* **WHAT IS BEING ASKED**: Repeat every record exactly, but keep images out of the copy.

++++

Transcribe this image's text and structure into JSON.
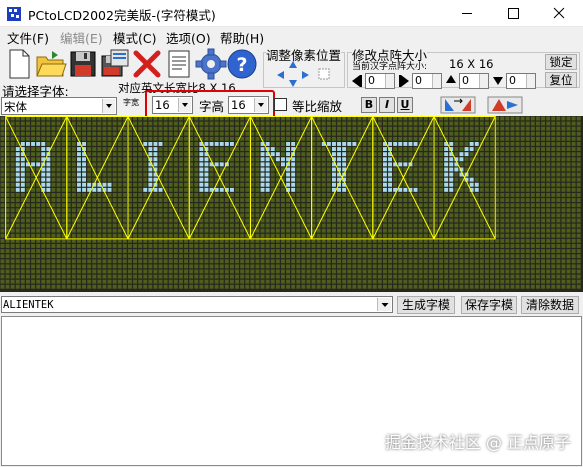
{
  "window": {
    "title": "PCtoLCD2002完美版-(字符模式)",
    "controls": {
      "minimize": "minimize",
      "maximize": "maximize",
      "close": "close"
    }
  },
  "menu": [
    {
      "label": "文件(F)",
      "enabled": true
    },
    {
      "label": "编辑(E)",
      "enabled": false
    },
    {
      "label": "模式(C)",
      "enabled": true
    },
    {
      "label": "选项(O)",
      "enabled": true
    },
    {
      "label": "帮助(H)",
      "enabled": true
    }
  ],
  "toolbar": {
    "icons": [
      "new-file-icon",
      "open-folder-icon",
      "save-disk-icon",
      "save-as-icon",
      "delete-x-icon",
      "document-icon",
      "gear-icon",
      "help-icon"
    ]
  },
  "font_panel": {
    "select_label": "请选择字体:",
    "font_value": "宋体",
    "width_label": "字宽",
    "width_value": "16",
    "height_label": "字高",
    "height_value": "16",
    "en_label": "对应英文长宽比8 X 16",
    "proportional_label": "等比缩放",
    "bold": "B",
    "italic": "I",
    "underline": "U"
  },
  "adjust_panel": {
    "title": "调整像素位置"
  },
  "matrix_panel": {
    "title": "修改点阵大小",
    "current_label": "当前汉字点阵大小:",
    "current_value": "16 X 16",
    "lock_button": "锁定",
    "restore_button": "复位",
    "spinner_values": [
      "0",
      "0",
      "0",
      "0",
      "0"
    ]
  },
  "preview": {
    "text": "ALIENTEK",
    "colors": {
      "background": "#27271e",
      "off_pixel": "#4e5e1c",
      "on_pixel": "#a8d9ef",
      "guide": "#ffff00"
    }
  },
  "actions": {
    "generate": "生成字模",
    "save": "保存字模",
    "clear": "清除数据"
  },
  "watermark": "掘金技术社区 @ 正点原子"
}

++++

* **EXPECTED ANSWER**:
Transcribe this image's text and structure into JSON.
{
  "window": {
    "title": "PCtoLCD2002完美版-(字符模式)",
    "controls": {
      "minimize": "minimize",
      "maximize": "maximize",
      "close": "close"
    }
  },
  "menu": [
    {
      "label": "文件(F)",
      "enabled": true
    },
    {
      "label": "编辑(E)",
      "enabled": false
    },
    {
      "label": "模式(C)",
      "enabled": true
    },
    {
      "label": "选项(O)",
      "enabled": true
    },
    {
      "label": "帮助(H)",
      "enabled": true
    }
  ],
  "toolbar": {
    "icons": [
      "new-file-icon",
      "open-folder-icon",
      "save-disk-icon",
      "save-as-icon",
      "delete-x-icon",
      "document-icon",
      "gear-icon",
      "help-icon"
    ]
  },
  "font_panel": {
    "select_label": "请选择字体:",
    "font_value": "宋体",
    "width_label": "字宽",
    "width_value": "16",
    "height_label": "字高",
    "height_value": "16",
    "en_label": "对应英文长宽比8 X 16",
    "proportional_label": "等比缩放",
    "bold": "B",
    "italic": "I",
    "underline": "U"
  },
  "adjust_panel": {
    "title": "调整像素位置"
  },
  "matrix_panel": {
    "title": "修改点阵大小",
    "current_label": "当前汉字点阵大小:",
    "current_value": "16 X 16",
    "lock_button": "锁定",
    "restore_button": "复位",
    "spinner_values": [
      "0",
      "0",
      "0",
      "0",
      "0"
    ]
  },
  "preview": {
    "text": "ALIENTEK",
    "colors": {
      "background": "#27271e",
      "off_pixel": "#4e5e1c",
      "on_pixel": "#a8d9ef",
      "guide": "#ffff00"
    }
  },
  "actions": {
    "generate": "生成字模",
    "save": "保存字模",
    "clear": "清除数据"
  },
  "watermark": "掘金技术社区 @ 正点原子"
}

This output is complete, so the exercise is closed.